SUPPLIED MATERIAL section start

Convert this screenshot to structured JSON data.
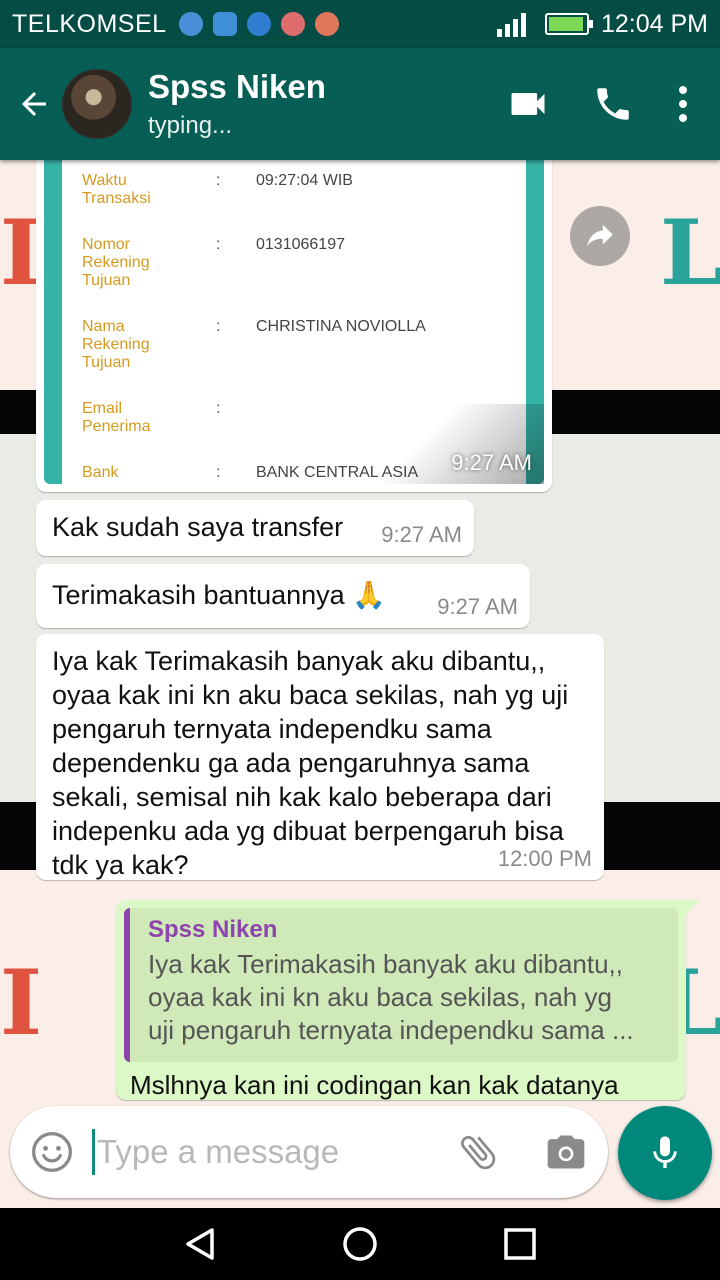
{
  "status_bar": {
    "carrier": "TELKOMSEL",
    "time": "12:04 PM",
    "notification_colors": [
      "#4a90d9",
      "#3d8fd6",
      "#2f7dd0",
      "#e06d6d",
      "#e0775a"
    ]
  },
  "header": {
    "contact_name": "Spss Niken",
    "status": "typing..."
  },
  "receipt": {
    "rows": [
      {
        "label": "Waktu Transaksi",
        "value": "09:27:04 WIB"
      },
      {
        "label": "Nomor Rekening Tujuan",
        "value": "0131066197"
      },
      {
        "label": "Nama Rekening Tujuan",
        "value": "CHRISTINA NOVIOLLA"
      },
      {
        "label": "Email Penerima",
        "value": ""
      },
      {
        "label": "Bank",
        "value": "BANK CENTRAL ASIA"
      }
    ],
    "time": "9:27 AM"
  },
  "messages": [
    {
      "text": "Kak sudah saya transfer",
      "time": "9:27 AM"
    },
    {
      "text": "Terimakasih bantuannya 🙏",
      "time": "9:27 AM"
    },
    {
      "text": "Iya kak Terimakasih banyak aku dibantu,, oyaa kak ini kn aku baca sekilas, nah yg uji pengaruh ternyata independku sama dependenku ga ada pengaruhnya sama sekali, semisal nih kak kalo beberapa dari indepenku ada yg dibuat berpengaruh bisa tdk ya kak?",
      "time": "12:00 PM"
    }
  ],
  "reply": {
    "quoted_name": "Spss Niken",
    "quoted_line_1": "Iya kak Terimakasih banyak aku dibantu,,",
    "quoted_line_2": "oyaa kak ini kn aku baca sekilas, nah yg",
    "quoted_line_3": "uji pengaruh ternyata independku sama ...",
    "text": "Mslhnya kan ini codingan kan kak datanya"
  },
  "composer": {
    "placeholder": "Type a message"
  },
  "colors": {
    "header": "#075e54",
    "status_bar": "#054d44",
    "outgoing_bubble": "#dcf8c6",
    "accent": "#00897b",
    "quote_name": "#8e44ad"
  },
  "icons": [
    "back-arrow-icon",
    "video-call-icon",
    "phone-icon",
    "more-options-icon",
    "forward-icon",
    "emoji-icon",
    "attach-icon",
    "camera-icon",
    "mic-icon",
    "nav-back-icon",
    "nav-home-icon",
    "nav-recents-icon"
  ]
}
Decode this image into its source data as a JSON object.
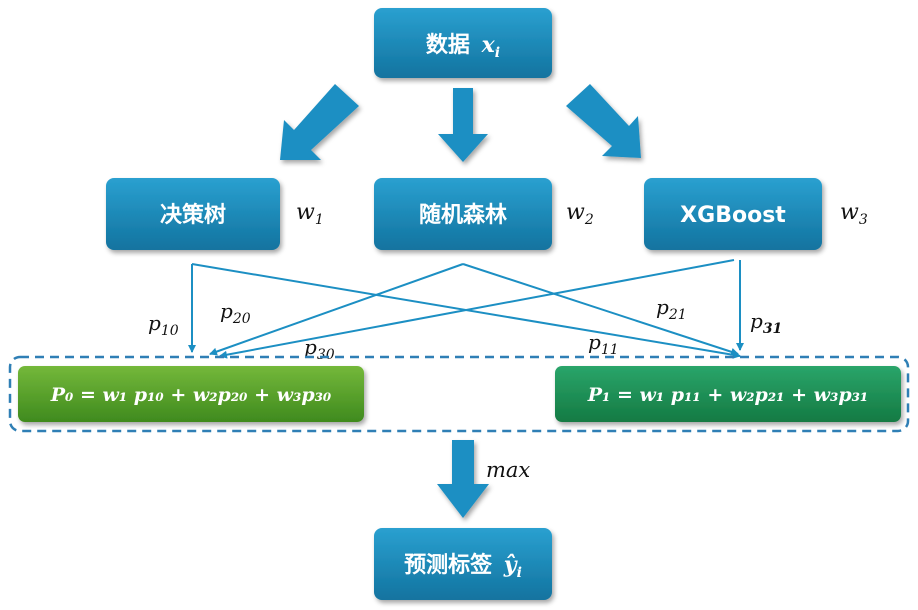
{
  "colors": {
    "box_blue_top": "#2aa0d0",
    "box_blue_bottom": "#12739f",
    "green_left_top": "#74b83a",
    "green_left_bottom": "#3f8a1e",
    "green_right_top": "#2aa56a",
    "green_right_bottom": "#147a43",
    "arrow": "#1c8fc3",
    "dashed_border": "#2f7fb5"
  },
  "nodes": {
    "data": {
      "label": "数据",
      "var": "x",
      "sub": "i"
    },
    "tree": {
      "label": "决策树"
    },
    "forest": {
      "label": "随机森林"
    },
    "xgb": {
      "label": "XGBoost"
    },
    "pred": {
      "label": "预测标签",
      "var": "ŷ",
      "sub": "i"
    }
  },
  "weights": [
    {
      "var": "w",
      "sub": "1"
    },
    {
      "var": "w",
      "sub": "2"
    },
    {
      "var": "w",
      "sub": "3"
    }
  ],
  "prob_labels": {
    "p10": {
      "var": "p",
      "sub": "10"
    },
    "p20": {
      "var": "p",
      "sub": "20"
    },
    "p30": {
      "var": "p",
      "sub": "30"
    },
    "p21": {
      "var": "p",
      "sub": "21"
    },
    "p11": {
      "var": "p",
      "sub": "11"
    },
    "p31": {
      "var": "p",
      "sub": "31"
    }
  },
  "formulas": {
    "p0": "P₀ = w₁ p₁₀ + w₂p₂₀ + w₃p₃₀",
    "p1": "P₁ = w₁ p₁₁ + w₂p₂₁ + w₃p₃₁"
  },
  "max_label": "max"
}
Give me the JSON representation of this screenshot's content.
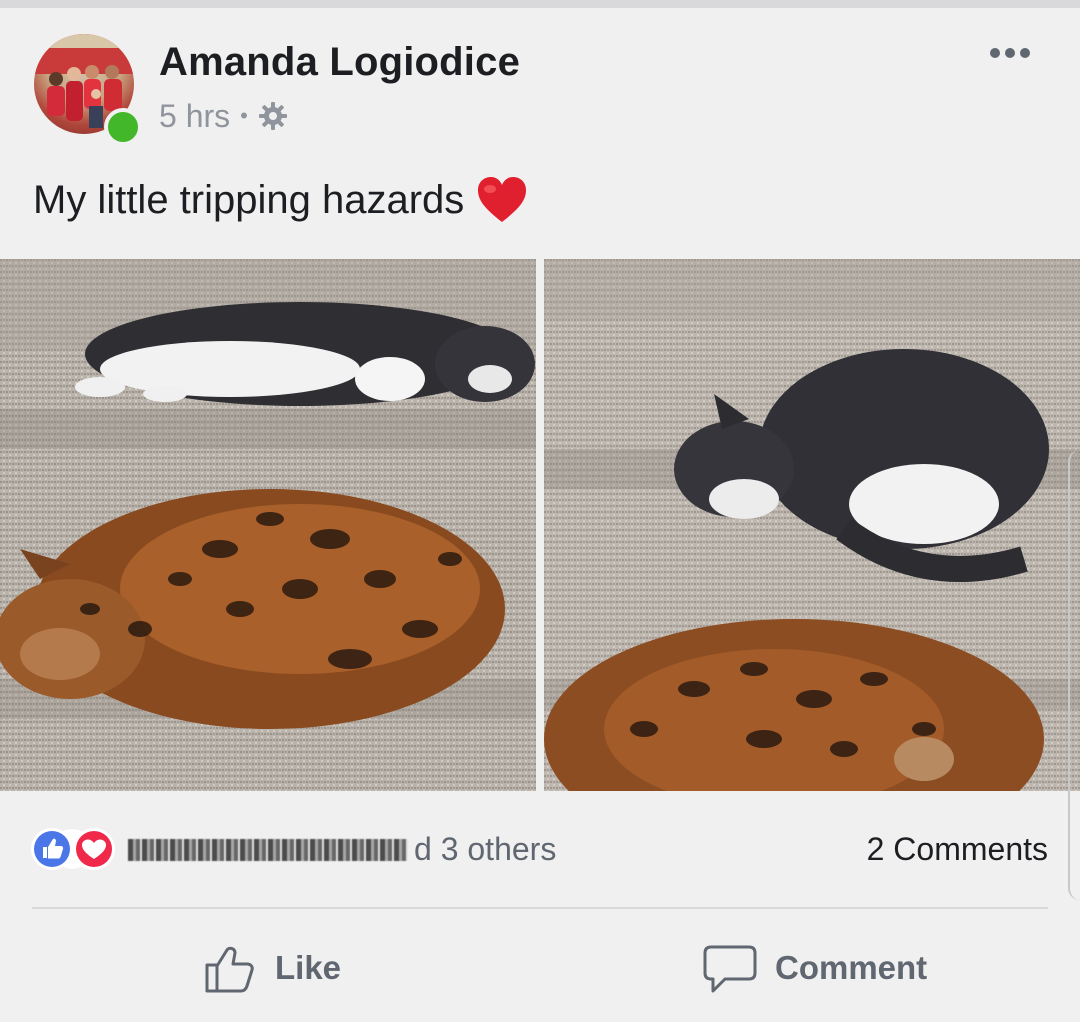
{
  "post": {
    "author_name": "Amanda Logiodice",
    "timestamp": "5 hrs",
    "separator": "•",
    "privacy_icon": "gear-icon",
    "more_icon": "more-options-icon",
    "text": "My little tripping hazards",
    "emoji": "red-heart-emoji",
    "photos": [
      {
        "subject": "cats on stairs"
      },
      {
        "subject": "cats on stairs"
      }
    ]
  },
  "reactions": {
    "icons": [
      "like-reaction-icon",
      "love-reaction-icon"
    ],
    "likers_text": "d 3 others",
    "comments_count": "2 Comments"
  },
  "actions": {
    "like_label": "Like",
    "comment_label": "Comment"
  },
  "colors": {
    "background": "#f0f0f0",
    "online": "#42b72a",
    "like_blue": "#4a76e8",
    "love_red": "#f0284a",
    "secondary_text": "#606770"
  }
}
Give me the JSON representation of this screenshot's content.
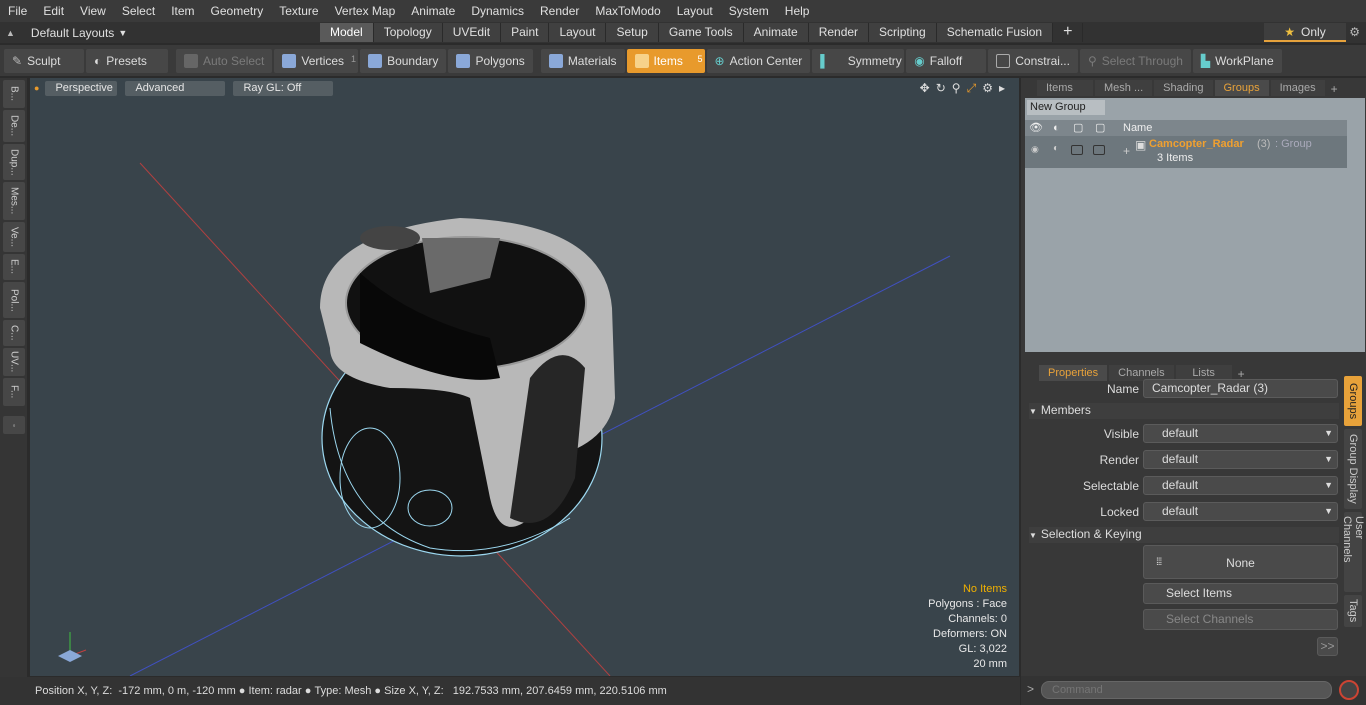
{
  "menu": [
    "File",
    "Edit",
    "View",
    "Select",
    "Item",
    "Geometry",
    "Texture",
    "Vertex Map",
    "Animate",
    "Dynamics",
    "Render",
    "MaxToModo",
    "Layout",
    "System",
    "Help"
  ],
  "layout_dropdown": "Default Layouts",
  "layout_tabs": [
    "Model",
    "Topology",
    "UVEdit",
    "Paint",
    "Layout",
    "Setup",
    "Game Tools",
    "Animate",
    "Render",
    "Scripting",
    "Schematic Fusion"
  ],
  "active_layout_tab": "Model",
  "only_label": "Only",
  "toolbar": {
    "sculpt": "Sculpt",
    "presets": "Presets",
    "auto_select": "Auto Select",
    "vertices": "Vertices",
    "vertices_count": "1",
    "boundary": "Boundary",
    "polygons": "Polygons",
    "materials": "Materials",
    "items": "Items",
    "items_count": "5",
    "action_center": "Action Center",
    "symmetry": "Symmetry",
    "falloff": "Falloff",
    "constraints": "Constrai...",
    "select_through": "Select Through",
    "workplane": "WorkPlane"
  },
  "left_tabs": [
    "B...",
    "De...",
    "Dup...",
    "Mes...",
    "Ve...",
    "E...",
    "Pol...",
    "C...",
    "UV...",
    "F..."
  ],
  "viewport": {
    "perspective": "Perspective",
    "advanced": "Advanced",
    "raygl": "Ray GL: Off",
    "stats": {
      "no_items": "No Items",
      "polygons": "Polygons : Face",
      "channels": "Channels: 0",
      "deformers": "Deformers: ON",
      "gl": "GL: 3,022",
      "scale": "20 mm"
    }
  },
  "statusbar": {
    "position_label": "Position X, Y, Z:",
    "position_value": "-172 mm, 0 m, -120 mm",
    "item_label": "Item:",
    "item_value": "radar",
    "type_label": "Type:",
    "type_value": "Mesh",
    "size_label": "Size X, Y, Z:",
    "size_value": "192.7533 mm, 207.6459 mm, 220.5106 mm"
  },
  "right_top_tabs": [
    "Items",
    "Mesh ...",
    "Shading",
    "Groups",
    "Images"
  ],
  "active_right_top_tab": "Groups",
  "groups": {
    "new_group": "New Group",
    "name_header": "Name",
    "row_name": "Camcopter_Radar",
    "row_count": "(3)",
    "row_type": ": Group",
    "row_sub": "3 Items"
  },
  "props_tabs": [
    "Properties",
    "Channels",
    "Lists"
  ],
  "active_props_tab": "Properties",
  "properties": {
    "name_label": "Name",
    "name_value": "Camcopter_Radar (3)",
    "members_section": "Members",
    "fields": [
      {
        "label": "Visible",
        "value": "default"
      },
      {
        "label": "Render",
        "value": "default"
      },
      {
        "label": "Selectable",
        "value": "default"
      },
      {
        "label": "Locked",
        "value": "default"
      }
    ],
    "selection_section": "Selection & Keying",
    "none_label": "None",
    "select_items": "Select Items",
    "select_channels": "Select Channels",
    "more": ">>"
  },
  "side_tabs": [
    "Groups",
    "Group Display",
    "User Channels",
    "Tags"
  ],
  "command_placeholder": "Command",
  "colors": {
    "accent": "#e89a2c",
    "viewport_bg": "#39444b",
    "selection_text": "#f0a030"
  }
}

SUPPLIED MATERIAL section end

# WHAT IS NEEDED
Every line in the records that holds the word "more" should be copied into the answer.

# RESPONSE TO THE TASK
    "more-options-icon",
    "more_icon": "more-options-icon",
    "more": ">>"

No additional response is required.